A very recent study indicated that mast cells may play a major role in many immune-mediated diseases of the central nervous system, such as experimental allergic encephalomyelitis 42, as well as in alterations in the BBB 6. In future, the experimental system employed in this study (sensitization with IgE followed by antigenic challenge) might be a useful experimental model for studying the induction and/or progress of intracranial mast cell–related neuroinflammatory conditions in vivo or for investigating mast cell–dependent alterations in the properties of the BBB.
This study suggests that we need to enlarge our concept of the role of intracranial mast cells; in fact, we need to add a protective role in type I allergy to their previously reported protective role during bacterial infections 1,2. Intracranial mast cells located in the ME can be sensitized with IgE, as can mast cells situated in the periphery. Intracranial mast cells activated by a complex containing IgE bound to FcεR1 and then antigen challenged are able to evoke an HPA response, suggesting a link between intracranial mast cells and neuroendocrine networks. Consequently, the mast cells located in the ME and PT could be seen as an immune gate to the HPA axis: upon receiving antigenic information, intracranial mast cells would in effect communicate with neural and endocrine networks as well as with other brain immune cells, such as microglia and astrocytes 6,7,43,44.

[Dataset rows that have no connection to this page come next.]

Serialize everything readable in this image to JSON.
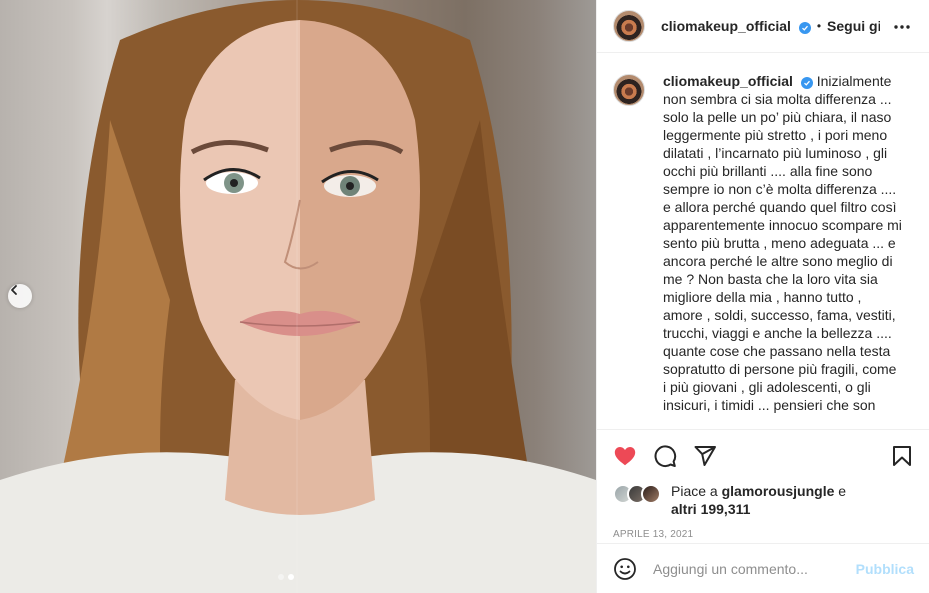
{
  "post": {
    "username": "cliomakeup_official",
    "follow_label": "Segui già",
    "caption": "Inizialmente non sembra ci sia molta differenza ... solo la pelle un po’ più chiara, il naso leggermente più stretto , i pori meno dilatati , l’incarnato più luminoso , gli occhi più brillanti .... alla fine sono sempre io non c’è molta differenza .... e allora perché quando quel filtro così apparentemente innocuo scompare mi sento più brutta , meno adeguata ... e ancora perché le altre sono meglio di me ? Non basta che la loro vita sia migliore della mia , hanno tutto , amore , soldi, successo, fama, vestiti, trucchi, viaggi e anche la bellezza .... quante cose che passano nella testa sopratutto di persone più fragili, come i più giovani , gli adolescenti, o gli insicuri, i timidi ... pensieri che son",
    "likes_prefix": "Piace a",
    "likes_user": "glamorousjungle",
    "likes_conj": "e",
    "likes_others": "altri 199,311",
    "date": "APRILE 13, 2021"
  },
  "comment": {
    "placeholder": "Aggiungi un commento...",
    "publish_label": "Pubblica"
  },
  "colors": {
    "like_red": "#ed4956",
    "verified_blue": "#3897f0",
    "publish_disabled": "#b2dffc"
  },
  "icons": {
    "like": "heart-icon",
    "comment": "comment-icon",
    "share": "send-icon",
    "save": "bookmark-icon",
    "more": "more-dots-icon",
    "emoji": "emoji-icon",
    "prev": "chevron-left-icon"
  },
  "carousel": {
    "slide_count": 2,
    "active_slide": 2
  }
}
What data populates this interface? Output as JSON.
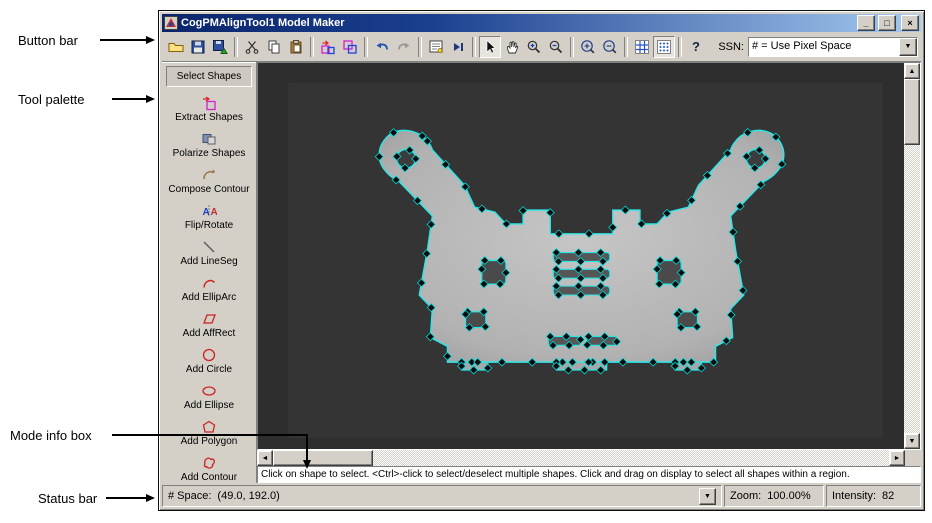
{
  "annotations": {
    "button_bar_label": "Button bar",
    "tool_palette_label": "Tool palette",
    "mode_info_label": "Mode info box",
    "status_bar_label": "Status bar"
  },
  "window": {
    "title": "CogPMAlignTool1 Model Maker",
    "controls": [
      "minimize",
      "maximize",
      "close"
    ]
  },
  "toolbar": {
    "buttons": [
      "open",
      "save",
      "save-image",
      "cut",
      "copy",
      "paste",
      "extract-train",
      "train",
      "undo",
      "redo",
      "properties",
      "run-once",
      "select-pointer",
      "pan-hand",
      "zoom-in",
      "zoom-out",
      "zoom-in-centered",
      "zoom-out-centered",
      "grid-axes",
      "grid-dots",
      "help"
    ],
    "ssn_label": "SSN:",
    "ssn_value": "# = Use Pixel Space"
  },
  "palette": {
    "items": [
      {
        "label": "Select Shapes",
        "icon": "select-shapes"
      },
      {
        "label": "Extract Shapes",
        "icon": "extract-shapes"
      },
      {
        "label": "Polarize Shapes",
        "icon": "polarize-shapes"
      },
      {
        "label": "Compose Contour",
        "icon": "compose-contour"
      },
      {
        "label": "Flip/Rotate",
        "icon": "flip-rotate"
      },
      {
        "label": "Add LineSeg",
        "icon": "add-lineseg"
      },
      {
        "label": "Add EllipArc",
        "icon": "add-elliparc"
      },
      {
        "label": "Add AffRect",
        "icon": "add-affrect"
      },
      {
        "label": "Add Circle",
        "icon": "add-circle"
      },
      {
        "label": "Add Ellipse",
        "icon": "add-ellipse"
      },
      {
        "label": "Add Polygon",
        "icon": "add-polygon"
      },
      {
        "label": "Add Contour",
        "icon": "add-contour"
      }
    ]
  },
  "mode_info": {
    "text": "Click on shape to select. <Ctrl>-click to select/deselect multiple shapes. Click and drag on display to select all shapes within a region."
  },
  "status": {
    "space_label": "# Space:",
    "space_value": "(49.0, 192.0)",
    "zoom_label": "Zoom:",
    "zoom_value": "100.00%",
    "intensity_label": "Intensity:",
    "intensity_value": "82"
  },
  "colors": {
    "chrome": "#d4d0c8",
    "titlebar_start": "#0a246a",
    "titlebar_end": "#a6caf0",
    "contour": "#2ae8e8",
    "display_bg": "#2a2a2a"
  }
}
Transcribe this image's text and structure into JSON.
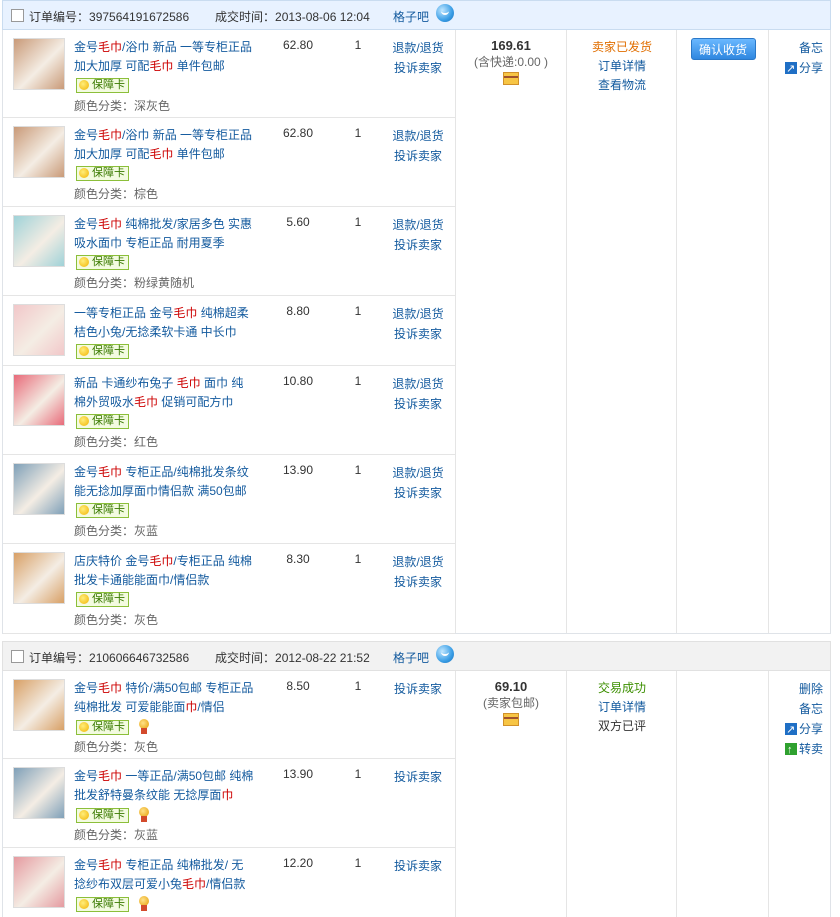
{
  "labels": {
    "order_no": "订单编号：",
    "deal_time": "成交时间：",
    "guarantee": "保障卡",
    "refund": "退款/退货",
    "complain": "投诉卖家",
    "order_detail": "订单详情",
    "view_logistics": "查看物流",
    "confirm_receipt": "确认收货",
    "memo": "备忘",
    "share": "分享",
    "delete": "删除",
    "resell": "转卖"
  },
  "orders": [
    {
      "order_no": "397564191672586",
      "deal_time": "2013-08-06 12:04",
      "shop": "格子吧",
      "total": "169.61",
      "shipping": "(含快递:0.00 )",
      "status": "卖家已发货",
      "items": [
        {
          "title_parts": [
            "金号",
            "毛巾",
            "/浴巾 新品 一等专柜正品加大加厚 可配",
            "毛巾",
            " 单件包邮"
          ],
          "attr": "颜色分类：深灰色",
          "price": "62.80",
          "qty": "1"
        },
        {
          "title_parts": [
            "金号",
            "毛巾",
            "/浴巾 新品 一等专柜正品加大加厚 可配",
            "毛巾",
            " 单件包邮"
          ],
          "attr": "颜色分类：棕色",
          "price": "62.80",
          "qty": "1"
        },
        {
          "title_parts": [
            "金号",
            "毛巾",
            " 纯棉批发/家居多色 实惠吸水面巾 专柜正品 耐用夏季"
          ],
          "attr": "颜色分类：粉绿黄随机",
          "price": "5.60",
          "qty": "1"
        },
        {
          "title_parts": [
            "一等专柜正品 金号",
            "毛巾",
            " 纯棉超柔桔色小兔/无捻柔软卡通 中长巾"
          ],
          "attr": "",
          "price": "8.80",
          "qty": "1"
        },
        {
          "title_parts": [
            "新品 卡通纱布兔子 ",
            "毛巾",
            " 面巾 纯棉外贸吸水",
            "毛巾",
            " 促销可配方巾"
          ],
          "attr": "颜色分类：红色",
          "price": "10.80",
          "qty": "1"
        },
        {
          "title_parts": [
            "金号",
            "毛巾",
            " 专柜正品/纯棉批发条纹能无捻加厚面巾情侣款 满50包邮"
          ],
          "attr": "颜色分类：灰蓝",
          "price": "13.90",
          "qty": "1"
        },
        {
          "title_parts": [
            "店庆特价 金号",
            "毛巾",
            "/专柜正品 纯棉批发卡通能能面巾/情侣款"
          ],
          "attr": "颜色分类：灰色",
          "price": "8.30",
          "qty": "1"
        }
      ]
    },
    {
      "order_no": "210606646732586",
      "deal_time": "2012-08-22 21:52",
      "shop": "格子吧",
      "total": "69.10",
      "shipping": "(卖家包邮)",
      "status": "交易成功",
      "rated": "双方已评",
      "items": [
        {
          "title_parts": [
            "金号",
            "毛巾",
            " 特价/满50包邮 专柜正品 纯棉批发 可爱能能面",
            "巾",
            "/情侣"
          ],
          "attr": "颜色分类：灰色",
          "price": "8.50",
          "qty": "1"
        },
        {
          "title_parts": [
            "金号",
            "毛巾",
            " 一等正品/满50包邮 纯棉批发舒特曼条纹能 无捻厚面",
            "巾"
          ],
          "attr": "颜色分类：灰蓝",
          "price": "13.90",
          "qty": "1"
        },
        {
          "title_parts": [
            "金号",
            "毛巾",
            " 专柜正品 纯棉批发/ 无捻纱布双层可爱小兔",
            "毛巾",
            "/情侣款"
          ],
          "attr": "",
          "price": "12.20",
          "qty": "1"
        }
      ]
    }
  ],
  "colors": {
    "link": "#135a9e",
    "highlight": "#cc0000",
    "shipped": "#e06e00",
    "success": "#3c8f00",
    "button": "#2f87e0"
  }
}
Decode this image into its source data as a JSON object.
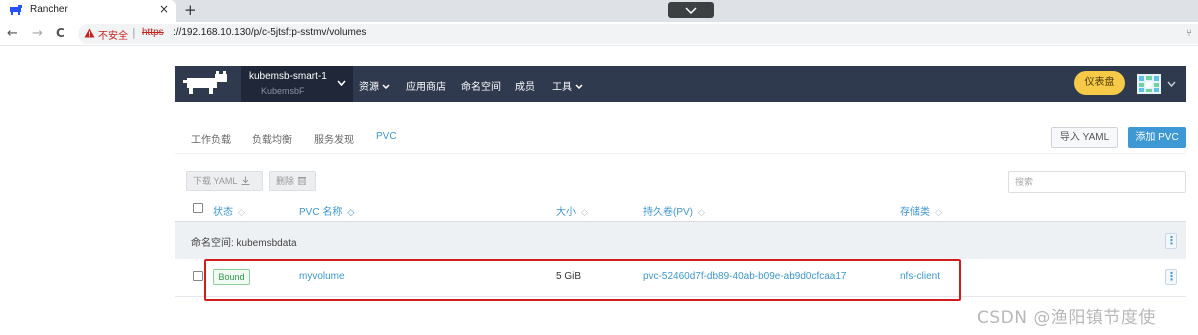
{
  "browser": {
    "tab_title": "Rancher",
    "tab_close": "×",
    "new_tab": "+",
    "back": "←",
    "forward": "→",
    "reload": "C",
    "insecure_label": "不安全",
    "url_separator": "|",
    "url_protocol": "https",
    "url_rest": "://192.168.10.130/p/c-5jtsf:p-sstmv/volumes",
    "omni_edge": "⑂"
  },
  "header": {
    "cluster_name": "kubemsb-smart-1",
    "cluster_sub": "KubemsbF",
    "nav": [
      {
        "label": "资源",
        "has_caret": true
      },
      {
        "label": "应用商店",
        "has_caret": false
      },
      {
        "label": "命名空间",
        "has_caret": false
      },
      {
        "label": "成员",
        "has_caret": false
      },
      {
        "label": "工具",
        "has_caret": true
      }
    ],
    "dashboard_button": "仪表盘",
    "header_bg": "#2f3a4f",
    "accent": "#3d98d3"
  },
  "tabs": [
    {
      "label": "工作负载",
      "active": false
    },
    {
      "label": "负载均衡",
      "active": false
    },
    {
      "label": "服务发现",
      "active": false
    },
    {
      "label": "PVC",
      "active": true
    }
  ],
  "actions": {
    "import_yaml": "导入 YAML",
    "add_pvc": "添加 PVC"
  },
  "bulk": {
    "download_yaml": "下载 YAML",
    "delete": "删除"
  },
  "search": {
    "placeholder": "搜索"
  },
  "table": {
    "columns": [
      "状态",
      "PVC 名称",
      "大小",
      "持久卷(PV)",
      "存储类"
    ],
    "sort_glyph": "◇",
    "group_label": "命名空间: kubemsbdata",
    "rows": [
      {
        "status": "Bound",
        "name": "myvolume",
        "size": "5 GiB",
        "pv": "pvc-52460d7f-db89-40ab-b09e-ab9d0cfcaa17",
        "storage_class": "nfs-client"
      }
    ],
    "kebab": "⋮"
  },
  "watermark": "CSDN @渔阳镇节度使"
}
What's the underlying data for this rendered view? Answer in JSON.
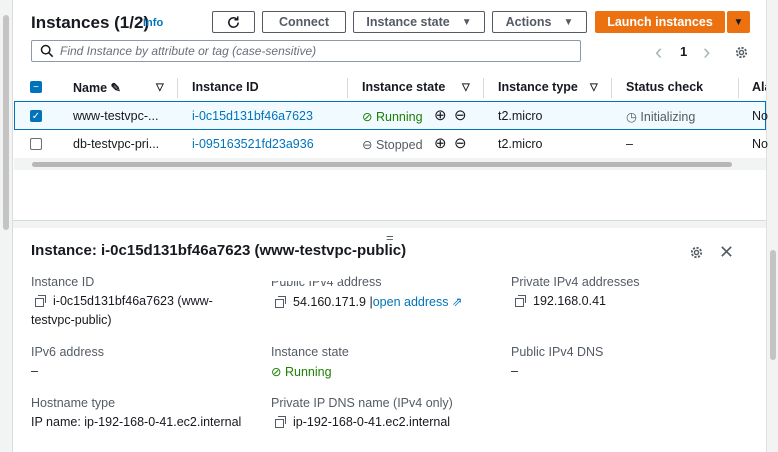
{
  "header": {
    "title": "Instances (1/2)",
    "info": "Info",
    "refresh_icon": "refresh-icon",
    "connect": "Connect",
    "instance_state": "Instance state",
    "actions": "Actions",
    "launch": "Launch instances"
  },
  "search": {
    "placeholder": "Find Instance by attribute or tag (case-sensitive)"
  },
  "pager": {
    "page": "1",
    "prev": "‹",
    "next": "›"
  },
  "table": {
    "columns": [
      "Name",
      "Instance ID",
      "Instance state",
      "Instance type",
      "Status check",
      "Ala"
    ],
    "rows": [
      {
        "name": "www-testvpc-...",
        "id": "i-0c15d131bf46a7623",
        "state": "Running",
        "type": "t2.micro",
        "status": "Initializing",
        "alarm": "No",
        "selected": true
      },
      {
        "name": "db-testvpc-pri...",
        "id": "i-095163521fd23a936",
        "state": "Stopped",
        "type": "t2.micro",
        "status": "–",
        "alarm": "No",
        "selected": false
      }
    ]
  },
  "detail": {
    "drag": "=",
    "title": "Instance: i-0c15d131bf46a7623 (www-testvpc-public)",
    "instance_id_label": "Instance ID",
    "instance_id_line1": "i-0c15d131bf46a7623 (www-",
    "instance_id_line2": "testvpc-public)",
    "public_ipv4_label": "Public IPv4 address",
    "public_ipv4": "54.160.171.9",
    "open_address": "open address",
    "private_ipv4_label": "Private IPv4 addresses",
    "private_ipv4": "192.168.0.41",
    "ipv6_label": "IPv6 address",
    "ipv6": "–",
    "state_label": "Instance state",
    "state": "Running",
    "public_dns_label": "Public IPv4 DNS",
    "public_dns": "–",
    "hostname_type_label": "Hostname type",
    "hostname_type": "IP name: ip-192-168-0-41.ec2.internal",
    "private_dns_label": "Private IP DNS name (IPv4 only)",
    "private_dns": "ip-192-168-0-41.ec2.internal"
  },
  "colors": {
    "accent": "#0073bb",
    "launch": "#ec7211",
    "running": "#1d8102"
  }
}
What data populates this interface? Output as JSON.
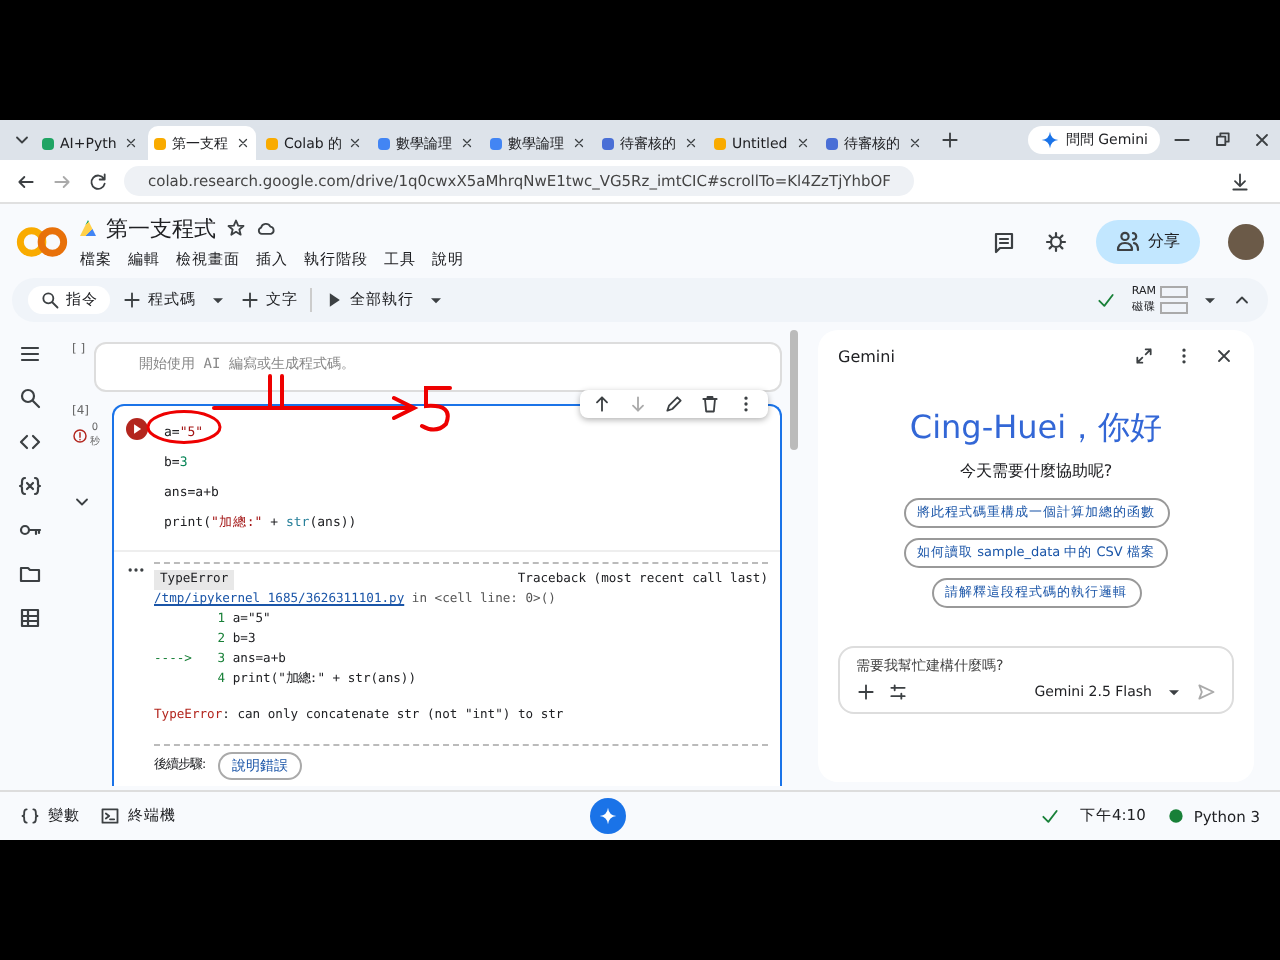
{
  "browser": {
    "tabs": [
      {
        "label": "AI+Pyth",
        "kind": "drive",
        "selected": false
      },
      {
        "label": "第一支程",
        "kind": "colab",
        "selected": true
      },
      {
        "label": "Colab 的",
        "kind": "colab",
        "selected": false
      },
      {
        "label": "數學論理",
        "kind": "doc",
        "selected": false
      },
      {
        "label": "數學論理",
        "kind": "doc",
        "selected": false
      },
      {
        "label": "待審核的",
        "kind": "people",
        "selected": false
      },
      {
        "label": "Untitled",
        "kind": "colab",
        "selected": false
      },
      {
        "label": "待審核的",
        "kind": "people",
        "selected": false
      }
    ],
    "ask_button": "問問 Gemini",
    "address": "colab.research.google.com/drive/1q0cwxX5aMhrqNwE1twc_VG5Rz_imtCIC#scrollTo=Kl4ZzTjYhbOF"
  },
  "notebook": {
    "title": "第一支程式",
    "menus": [
      "檔案",
      "編輯",
      "檢視畫面",
      "插入",
      "執行階段",
      "工具",
      "說明"
    ],
    "share": "分享",
    "toolbar": [
      "指令",
      "程式碼",
      "文字",
      "全部執行"
    ],
    "ram": "RAM",
    "disk": "磁碟"
  },
  "cells": {
    "empty_prompt": "[ ]",
    "placeholder": "開始使用 AI 編寫或生成程式碼。",
    "exec_count": "[4]",
    "exec_time": "0\n秒",
    "code": [
      [
        {
          "t": "a=",
          "kind": "plain"
        },
        {
          "t": "\"5\"",
          "kind": "str"
        }
      ],
      [
        {
          "t": "b=",
          "kind": "plain"
        },
        {
          "t": "3",
          "kind": "num"
        }
      ],
      [
        {
          "t": "ans=a+b",
          "kind": "plain"
        }
      ],
      [
        {
          "t": "print(",
          "kind": "plain"
        },
        {
          "t": "\"加總:\"",
          "kind": "str"
        },
        {
          "t": "  +  ",
          "kind": "plain"
        },
        {
          "t": "str",
          "kind": "fn"
        },
        {
          "t": "(ans))",
          "kind": "plain"
        }
      ]
    ],
    "output": {
      "error_name": "TypeError",
      "traceback": "Traceback (most recent call last)",
      "file": "/tmp/ipykernel_1685/3626311101.py",
      "location": " in <cell line: 0>()",
      "lines": [
        {
          "no": "1",
          "code": "a=\"5\""
        },
        {
          "no": "2",
          "code": "b=3"
        },
        {
          "arrow": "---->",
          "no": "3",
          "code": "ans=a+b"
        },
        {
          "no": "4",
          "code": "print(\"加總:\" + str(ans))"
        }
      ],
      "message_type": "TypeError",
      "message": ": can only concatenate str (not \"int\") to str",
      "next_label": "後續步驟:",
      "explain": "說明錯誤"
    }
  },
  "gemini": {
    "title": "Gemini",
    "greeting": "Cing-Huei，你好",
    "question": "今天需要什麼協助呢?",
    "suggestions": [
      "將此程式碼重構成一個計算加總的函數",
      "如何讀取 sample_data 中的 CSV 檔案",
      "請解釋這段程式碼的執行邏輯"
    ],
    "placeholder": "需要我幫忙建構什麼嗎?",
    "model": "Gemini 2.5 Flash"
  },
  "status_bar": {
    "variables": "變數",
    "terminal": "終端機",
    "time": "下午4:10",
    "runtime": "Python 3"
  }
}
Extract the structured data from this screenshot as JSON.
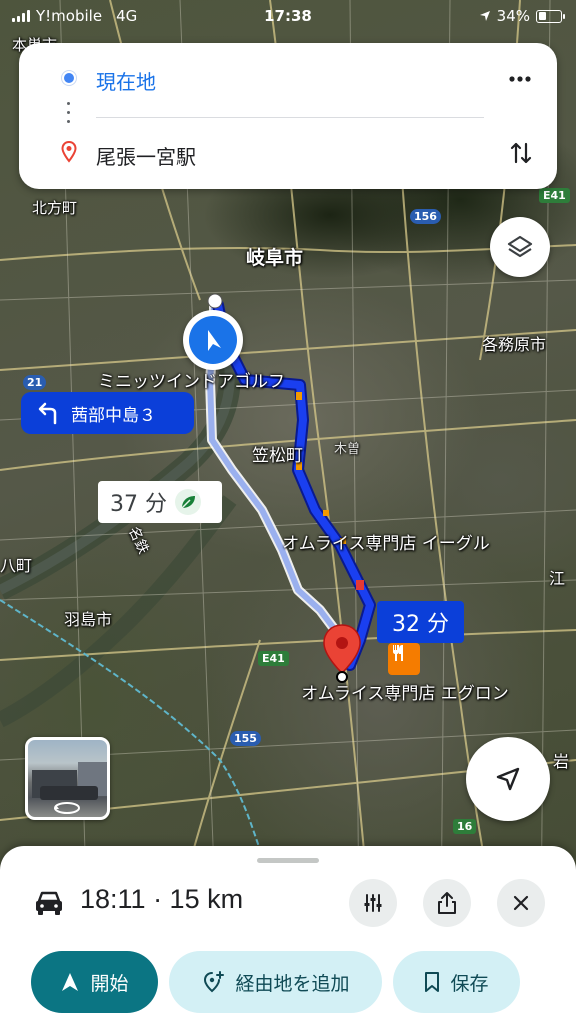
{
  "status_bar": {
    "carrier": "Y!mobile",
    "network": "4G",
    "time": "17:38",
    "battery": "34%",
    "battery_level": 0.34
  },
  "route": {
    "origin": "現在地",
    "destination": "尾張一宮駅"
  },
  "map": {
    "labels": {
      "honsu": "本巣市",
      "kitagata": "北方町",
      "gifu": "岐阜市",
      "kakamigahara": "各務原市",
      "minitsu": "ミニッツインドアゴルフ",
      "kasamatsu": "笠松町",
      "kiso": "木曽",
      "meitetsu": "名鉄",
      "hashima": "羽島市",
      "hachiya": "八町",
      "ko": "江",
      "iwa": "岩",
      "poi_top": "オムライス専門店 イーグル",
      "poi_dest": "オムライス専門店 エグロン"
    },
    "shields": {
      "e41a": "E41",
      "r156": "156",
      "r21": "21",
      "e41b": "E41",
      "r155": "155",
      "r16": "16"
    }
  },
  "chips": {
    "turn": "茜部中島３",
    "alt_time": "37 分",
    "main_time": "32 分"
  },
  "sheet": {
    "summary": "18:11 · 15 km",
    "start_label": "開始",
    "add_stop_label": "経由地を追加",
    "save_label": "保存"
  },
  "colors": {
    "route": "#1a3ff0",
    "accent": "#0b7583",
    "chip_bg": "#d3f0f5"
  }
}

We thank Dr. R. Timms for help in preparing the manuscript.
Abbreviations used in this paper: ACSF, artificial cerebrospinal fluid; ACTH, adrenocorticotropic hormone; AH, adenohypophysis; BBB, blood-brain barrier; BP, blood pressure; CRF, corticotropin-releasing factor; EAML, external auditory meatus line; HPA, hypothalamic-pituitary-adrenal; HR, heart rate; icv, intracerebroventricular; ME, median eminence; PCA, passive cutaneous anaphylaxis; PT, pars tuberalis; VIII, cerebral third ventricle.